# Task instructions:
Copy out all lines of the records in which the word "screenshot" appears.

--- Recorded data Enclosed Below ---

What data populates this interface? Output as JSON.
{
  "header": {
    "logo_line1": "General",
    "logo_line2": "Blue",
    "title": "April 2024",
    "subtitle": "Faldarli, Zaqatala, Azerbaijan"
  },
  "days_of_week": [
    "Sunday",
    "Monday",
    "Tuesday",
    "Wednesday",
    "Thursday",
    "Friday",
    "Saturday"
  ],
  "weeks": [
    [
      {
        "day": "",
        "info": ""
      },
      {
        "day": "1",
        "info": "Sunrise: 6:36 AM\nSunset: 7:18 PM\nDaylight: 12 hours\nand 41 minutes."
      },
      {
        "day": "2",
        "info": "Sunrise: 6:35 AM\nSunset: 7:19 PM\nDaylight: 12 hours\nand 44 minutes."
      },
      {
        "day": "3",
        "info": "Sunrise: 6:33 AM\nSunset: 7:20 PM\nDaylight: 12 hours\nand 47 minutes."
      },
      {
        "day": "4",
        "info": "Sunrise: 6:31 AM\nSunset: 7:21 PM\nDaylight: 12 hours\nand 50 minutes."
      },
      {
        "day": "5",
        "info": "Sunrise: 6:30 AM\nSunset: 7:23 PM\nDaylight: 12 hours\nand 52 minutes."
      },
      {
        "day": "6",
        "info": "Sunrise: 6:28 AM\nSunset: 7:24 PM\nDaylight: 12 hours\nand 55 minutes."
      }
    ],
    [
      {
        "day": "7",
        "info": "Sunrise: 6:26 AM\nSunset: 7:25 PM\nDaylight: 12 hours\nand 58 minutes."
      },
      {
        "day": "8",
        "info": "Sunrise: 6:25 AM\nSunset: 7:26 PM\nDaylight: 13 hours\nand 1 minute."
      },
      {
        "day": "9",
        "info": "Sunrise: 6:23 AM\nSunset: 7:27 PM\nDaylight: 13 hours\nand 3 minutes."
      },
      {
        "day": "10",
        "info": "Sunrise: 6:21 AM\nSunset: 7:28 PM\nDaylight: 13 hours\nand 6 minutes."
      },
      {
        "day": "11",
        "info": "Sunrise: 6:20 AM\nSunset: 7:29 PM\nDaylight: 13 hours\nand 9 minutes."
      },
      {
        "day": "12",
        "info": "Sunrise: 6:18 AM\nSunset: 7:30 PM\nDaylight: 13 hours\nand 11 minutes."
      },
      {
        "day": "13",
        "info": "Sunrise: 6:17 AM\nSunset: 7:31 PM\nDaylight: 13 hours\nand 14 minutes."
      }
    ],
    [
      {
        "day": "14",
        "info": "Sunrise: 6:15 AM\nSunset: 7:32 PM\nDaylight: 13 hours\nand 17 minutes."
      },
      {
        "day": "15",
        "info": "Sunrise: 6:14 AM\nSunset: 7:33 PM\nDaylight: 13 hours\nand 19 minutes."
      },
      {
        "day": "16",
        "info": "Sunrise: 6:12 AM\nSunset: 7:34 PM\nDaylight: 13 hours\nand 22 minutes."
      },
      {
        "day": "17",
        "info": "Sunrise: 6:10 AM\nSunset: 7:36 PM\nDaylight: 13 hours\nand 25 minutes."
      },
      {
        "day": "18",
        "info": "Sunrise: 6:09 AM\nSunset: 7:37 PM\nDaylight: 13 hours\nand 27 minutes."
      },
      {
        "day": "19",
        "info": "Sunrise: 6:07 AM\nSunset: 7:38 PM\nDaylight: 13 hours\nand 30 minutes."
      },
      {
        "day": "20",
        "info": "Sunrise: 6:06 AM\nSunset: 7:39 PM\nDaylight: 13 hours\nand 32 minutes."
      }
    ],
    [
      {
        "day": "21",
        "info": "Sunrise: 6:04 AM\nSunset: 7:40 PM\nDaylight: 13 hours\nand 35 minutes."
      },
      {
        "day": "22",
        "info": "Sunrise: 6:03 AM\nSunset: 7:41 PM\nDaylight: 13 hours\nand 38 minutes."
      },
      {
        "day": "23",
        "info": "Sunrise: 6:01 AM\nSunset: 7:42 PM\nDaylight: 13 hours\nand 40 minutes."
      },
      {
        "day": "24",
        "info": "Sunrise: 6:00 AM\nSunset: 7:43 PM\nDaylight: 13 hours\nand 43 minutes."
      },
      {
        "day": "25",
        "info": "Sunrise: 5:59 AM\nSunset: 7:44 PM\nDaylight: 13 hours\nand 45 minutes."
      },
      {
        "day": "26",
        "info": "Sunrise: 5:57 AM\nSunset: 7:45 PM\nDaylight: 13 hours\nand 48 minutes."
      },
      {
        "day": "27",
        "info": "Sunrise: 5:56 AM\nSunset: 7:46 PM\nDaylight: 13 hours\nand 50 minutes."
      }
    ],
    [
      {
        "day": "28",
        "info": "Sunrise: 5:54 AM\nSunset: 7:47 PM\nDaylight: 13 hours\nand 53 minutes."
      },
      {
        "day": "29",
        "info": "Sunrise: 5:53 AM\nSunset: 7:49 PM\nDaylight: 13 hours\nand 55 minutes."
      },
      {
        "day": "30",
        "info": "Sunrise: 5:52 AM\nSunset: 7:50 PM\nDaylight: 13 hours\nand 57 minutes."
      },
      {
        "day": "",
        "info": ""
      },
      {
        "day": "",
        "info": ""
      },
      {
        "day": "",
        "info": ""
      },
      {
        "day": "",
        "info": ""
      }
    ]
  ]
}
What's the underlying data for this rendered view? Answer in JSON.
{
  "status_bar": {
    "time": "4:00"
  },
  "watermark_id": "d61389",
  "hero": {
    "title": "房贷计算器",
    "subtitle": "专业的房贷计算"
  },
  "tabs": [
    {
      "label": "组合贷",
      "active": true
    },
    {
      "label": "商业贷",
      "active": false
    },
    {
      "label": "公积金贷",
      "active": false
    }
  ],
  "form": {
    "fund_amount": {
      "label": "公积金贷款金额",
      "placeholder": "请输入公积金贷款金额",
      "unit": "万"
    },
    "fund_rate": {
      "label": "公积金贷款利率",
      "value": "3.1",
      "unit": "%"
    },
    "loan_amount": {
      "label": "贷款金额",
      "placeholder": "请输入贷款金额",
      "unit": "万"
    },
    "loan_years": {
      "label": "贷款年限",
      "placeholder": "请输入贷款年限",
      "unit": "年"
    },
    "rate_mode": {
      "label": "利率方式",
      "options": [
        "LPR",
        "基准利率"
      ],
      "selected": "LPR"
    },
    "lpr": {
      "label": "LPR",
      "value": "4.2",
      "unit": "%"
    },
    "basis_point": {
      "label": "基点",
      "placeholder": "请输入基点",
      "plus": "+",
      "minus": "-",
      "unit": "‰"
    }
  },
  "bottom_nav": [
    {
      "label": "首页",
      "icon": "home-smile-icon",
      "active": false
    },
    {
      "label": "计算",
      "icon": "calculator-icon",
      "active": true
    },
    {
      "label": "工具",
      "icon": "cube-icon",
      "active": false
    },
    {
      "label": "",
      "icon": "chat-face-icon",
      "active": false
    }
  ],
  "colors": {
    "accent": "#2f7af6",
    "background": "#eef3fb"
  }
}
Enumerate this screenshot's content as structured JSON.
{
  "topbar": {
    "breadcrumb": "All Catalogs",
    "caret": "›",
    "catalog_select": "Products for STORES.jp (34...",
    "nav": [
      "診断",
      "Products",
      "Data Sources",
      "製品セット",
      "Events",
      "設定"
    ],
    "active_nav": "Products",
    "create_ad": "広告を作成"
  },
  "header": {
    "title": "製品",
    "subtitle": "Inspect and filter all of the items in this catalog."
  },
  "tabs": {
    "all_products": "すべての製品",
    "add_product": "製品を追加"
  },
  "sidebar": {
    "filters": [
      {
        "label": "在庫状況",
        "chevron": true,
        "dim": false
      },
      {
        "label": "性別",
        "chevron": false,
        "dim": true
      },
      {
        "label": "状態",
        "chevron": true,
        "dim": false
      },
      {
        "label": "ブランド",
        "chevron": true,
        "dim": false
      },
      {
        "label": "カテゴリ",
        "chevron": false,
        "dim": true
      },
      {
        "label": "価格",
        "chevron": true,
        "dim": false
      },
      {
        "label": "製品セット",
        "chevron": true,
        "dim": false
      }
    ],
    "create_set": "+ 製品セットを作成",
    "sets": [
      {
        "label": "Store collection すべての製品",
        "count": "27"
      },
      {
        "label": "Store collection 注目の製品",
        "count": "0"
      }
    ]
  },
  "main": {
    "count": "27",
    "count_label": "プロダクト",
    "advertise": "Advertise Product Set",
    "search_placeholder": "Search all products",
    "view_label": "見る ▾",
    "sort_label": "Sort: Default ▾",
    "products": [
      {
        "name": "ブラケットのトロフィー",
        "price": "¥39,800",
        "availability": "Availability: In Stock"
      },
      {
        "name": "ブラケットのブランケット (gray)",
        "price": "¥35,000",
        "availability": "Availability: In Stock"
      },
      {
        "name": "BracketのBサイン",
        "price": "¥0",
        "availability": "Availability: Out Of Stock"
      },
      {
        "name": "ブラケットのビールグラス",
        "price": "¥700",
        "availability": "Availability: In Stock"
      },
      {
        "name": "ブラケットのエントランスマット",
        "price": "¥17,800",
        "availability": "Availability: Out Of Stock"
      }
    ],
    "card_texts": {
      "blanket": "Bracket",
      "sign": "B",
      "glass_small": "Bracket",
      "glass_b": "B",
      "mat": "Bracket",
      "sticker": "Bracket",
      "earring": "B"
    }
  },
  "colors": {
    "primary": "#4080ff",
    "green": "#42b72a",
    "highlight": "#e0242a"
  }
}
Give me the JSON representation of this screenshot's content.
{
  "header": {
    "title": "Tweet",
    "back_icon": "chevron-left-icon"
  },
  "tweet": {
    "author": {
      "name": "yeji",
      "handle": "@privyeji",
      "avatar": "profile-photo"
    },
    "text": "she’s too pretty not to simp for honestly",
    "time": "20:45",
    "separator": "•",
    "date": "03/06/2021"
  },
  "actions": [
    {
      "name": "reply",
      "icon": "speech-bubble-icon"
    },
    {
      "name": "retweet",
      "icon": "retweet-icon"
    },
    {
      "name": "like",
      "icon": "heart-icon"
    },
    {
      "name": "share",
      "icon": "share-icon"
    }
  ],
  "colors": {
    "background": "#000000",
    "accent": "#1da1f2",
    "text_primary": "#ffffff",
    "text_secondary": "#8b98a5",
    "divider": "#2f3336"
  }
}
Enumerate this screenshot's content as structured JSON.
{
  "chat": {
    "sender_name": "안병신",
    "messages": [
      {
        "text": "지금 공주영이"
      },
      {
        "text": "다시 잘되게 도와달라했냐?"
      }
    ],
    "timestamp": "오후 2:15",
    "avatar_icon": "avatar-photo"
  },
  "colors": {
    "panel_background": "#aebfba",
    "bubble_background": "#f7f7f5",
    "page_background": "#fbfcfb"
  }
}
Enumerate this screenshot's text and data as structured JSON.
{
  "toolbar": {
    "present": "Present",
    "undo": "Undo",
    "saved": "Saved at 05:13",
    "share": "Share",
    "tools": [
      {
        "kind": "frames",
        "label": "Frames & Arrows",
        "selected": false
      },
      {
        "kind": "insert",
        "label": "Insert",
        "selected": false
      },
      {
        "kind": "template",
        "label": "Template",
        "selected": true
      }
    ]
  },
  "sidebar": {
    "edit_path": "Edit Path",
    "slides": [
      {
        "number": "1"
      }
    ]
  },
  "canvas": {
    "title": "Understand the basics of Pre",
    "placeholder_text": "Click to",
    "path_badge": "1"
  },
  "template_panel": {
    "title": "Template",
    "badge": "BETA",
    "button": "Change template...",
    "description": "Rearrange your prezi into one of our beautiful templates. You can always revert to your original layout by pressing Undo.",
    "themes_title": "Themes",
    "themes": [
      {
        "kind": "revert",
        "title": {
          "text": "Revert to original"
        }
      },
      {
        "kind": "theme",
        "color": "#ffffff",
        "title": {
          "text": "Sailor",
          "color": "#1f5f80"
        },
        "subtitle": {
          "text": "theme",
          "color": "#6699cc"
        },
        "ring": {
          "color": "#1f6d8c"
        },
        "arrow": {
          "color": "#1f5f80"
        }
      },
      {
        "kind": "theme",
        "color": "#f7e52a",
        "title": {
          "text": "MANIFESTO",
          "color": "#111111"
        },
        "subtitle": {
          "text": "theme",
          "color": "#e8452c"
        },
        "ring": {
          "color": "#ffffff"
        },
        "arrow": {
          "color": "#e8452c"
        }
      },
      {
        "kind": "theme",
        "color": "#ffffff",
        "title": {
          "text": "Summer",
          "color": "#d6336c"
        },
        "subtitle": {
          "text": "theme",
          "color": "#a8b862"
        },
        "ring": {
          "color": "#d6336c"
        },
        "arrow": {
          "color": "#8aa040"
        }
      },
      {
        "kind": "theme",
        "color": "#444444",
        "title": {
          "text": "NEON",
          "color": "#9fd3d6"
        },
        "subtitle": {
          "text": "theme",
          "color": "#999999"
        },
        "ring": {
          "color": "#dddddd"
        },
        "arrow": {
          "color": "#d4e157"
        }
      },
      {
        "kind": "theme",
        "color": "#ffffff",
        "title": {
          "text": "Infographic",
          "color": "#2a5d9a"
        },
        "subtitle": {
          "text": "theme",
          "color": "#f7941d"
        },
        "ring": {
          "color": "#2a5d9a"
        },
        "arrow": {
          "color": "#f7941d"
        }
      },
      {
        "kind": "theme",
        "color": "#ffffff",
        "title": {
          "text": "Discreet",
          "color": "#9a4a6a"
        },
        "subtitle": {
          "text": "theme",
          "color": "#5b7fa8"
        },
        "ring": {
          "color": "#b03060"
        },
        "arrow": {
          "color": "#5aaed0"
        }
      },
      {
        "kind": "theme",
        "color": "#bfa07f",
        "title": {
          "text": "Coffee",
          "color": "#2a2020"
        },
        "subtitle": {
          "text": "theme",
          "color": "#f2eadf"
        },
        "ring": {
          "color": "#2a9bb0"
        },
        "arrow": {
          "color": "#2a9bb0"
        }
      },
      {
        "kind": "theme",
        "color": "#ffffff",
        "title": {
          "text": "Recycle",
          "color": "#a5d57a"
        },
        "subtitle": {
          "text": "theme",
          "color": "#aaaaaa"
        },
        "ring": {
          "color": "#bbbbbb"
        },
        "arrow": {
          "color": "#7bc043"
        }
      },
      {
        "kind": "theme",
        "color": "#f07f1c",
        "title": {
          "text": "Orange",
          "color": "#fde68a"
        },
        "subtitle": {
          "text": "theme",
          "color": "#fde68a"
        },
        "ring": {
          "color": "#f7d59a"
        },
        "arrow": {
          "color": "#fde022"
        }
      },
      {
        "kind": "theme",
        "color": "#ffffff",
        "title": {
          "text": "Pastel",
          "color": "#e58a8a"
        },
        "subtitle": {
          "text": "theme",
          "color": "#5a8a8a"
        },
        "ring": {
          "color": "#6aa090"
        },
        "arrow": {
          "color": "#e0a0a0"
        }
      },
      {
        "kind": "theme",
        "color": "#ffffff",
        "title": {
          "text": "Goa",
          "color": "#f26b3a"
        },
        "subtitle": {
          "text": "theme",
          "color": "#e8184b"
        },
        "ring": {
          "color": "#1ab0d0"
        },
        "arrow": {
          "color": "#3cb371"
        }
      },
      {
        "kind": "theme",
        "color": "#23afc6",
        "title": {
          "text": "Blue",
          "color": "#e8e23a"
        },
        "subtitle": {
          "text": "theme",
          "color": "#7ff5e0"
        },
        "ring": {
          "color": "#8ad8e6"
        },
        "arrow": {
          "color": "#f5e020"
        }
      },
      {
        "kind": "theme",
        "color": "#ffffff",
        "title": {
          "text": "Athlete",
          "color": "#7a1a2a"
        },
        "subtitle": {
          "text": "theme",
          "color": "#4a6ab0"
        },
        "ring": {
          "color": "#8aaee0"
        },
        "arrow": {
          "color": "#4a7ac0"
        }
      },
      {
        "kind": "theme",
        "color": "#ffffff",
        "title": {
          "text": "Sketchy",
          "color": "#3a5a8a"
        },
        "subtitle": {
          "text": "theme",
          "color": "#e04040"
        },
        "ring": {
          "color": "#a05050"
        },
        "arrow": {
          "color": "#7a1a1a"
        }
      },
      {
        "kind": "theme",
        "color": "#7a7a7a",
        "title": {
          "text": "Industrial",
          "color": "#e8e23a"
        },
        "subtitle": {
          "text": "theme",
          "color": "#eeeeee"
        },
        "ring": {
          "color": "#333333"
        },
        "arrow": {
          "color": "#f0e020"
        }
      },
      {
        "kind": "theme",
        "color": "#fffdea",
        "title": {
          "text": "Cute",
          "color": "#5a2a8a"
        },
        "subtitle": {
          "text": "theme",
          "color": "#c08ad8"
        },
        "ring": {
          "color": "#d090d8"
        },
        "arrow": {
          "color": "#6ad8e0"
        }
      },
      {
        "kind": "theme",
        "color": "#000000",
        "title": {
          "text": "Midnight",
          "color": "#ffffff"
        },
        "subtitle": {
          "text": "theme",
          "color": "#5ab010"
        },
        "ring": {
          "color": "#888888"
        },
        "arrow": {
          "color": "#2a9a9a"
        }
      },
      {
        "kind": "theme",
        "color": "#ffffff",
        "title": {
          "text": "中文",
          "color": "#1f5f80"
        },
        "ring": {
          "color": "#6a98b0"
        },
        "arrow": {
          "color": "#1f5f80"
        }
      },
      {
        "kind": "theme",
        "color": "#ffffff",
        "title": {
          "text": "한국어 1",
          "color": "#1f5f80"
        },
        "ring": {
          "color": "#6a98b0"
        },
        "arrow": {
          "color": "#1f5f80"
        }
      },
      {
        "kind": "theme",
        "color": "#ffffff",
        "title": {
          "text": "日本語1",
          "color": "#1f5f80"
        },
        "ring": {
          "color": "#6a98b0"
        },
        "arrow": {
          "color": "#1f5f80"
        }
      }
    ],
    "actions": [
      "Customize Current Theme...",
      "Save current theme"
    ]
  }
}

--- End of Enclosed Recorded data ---

# Written answer:
Enumerate this screenshot's content as structured JSON.
Give me the JSON representation of this screenshot's content.
Enumerate this screenshot's content as structured JSON.
Enumerate this screenshot's text and data as structured JSON.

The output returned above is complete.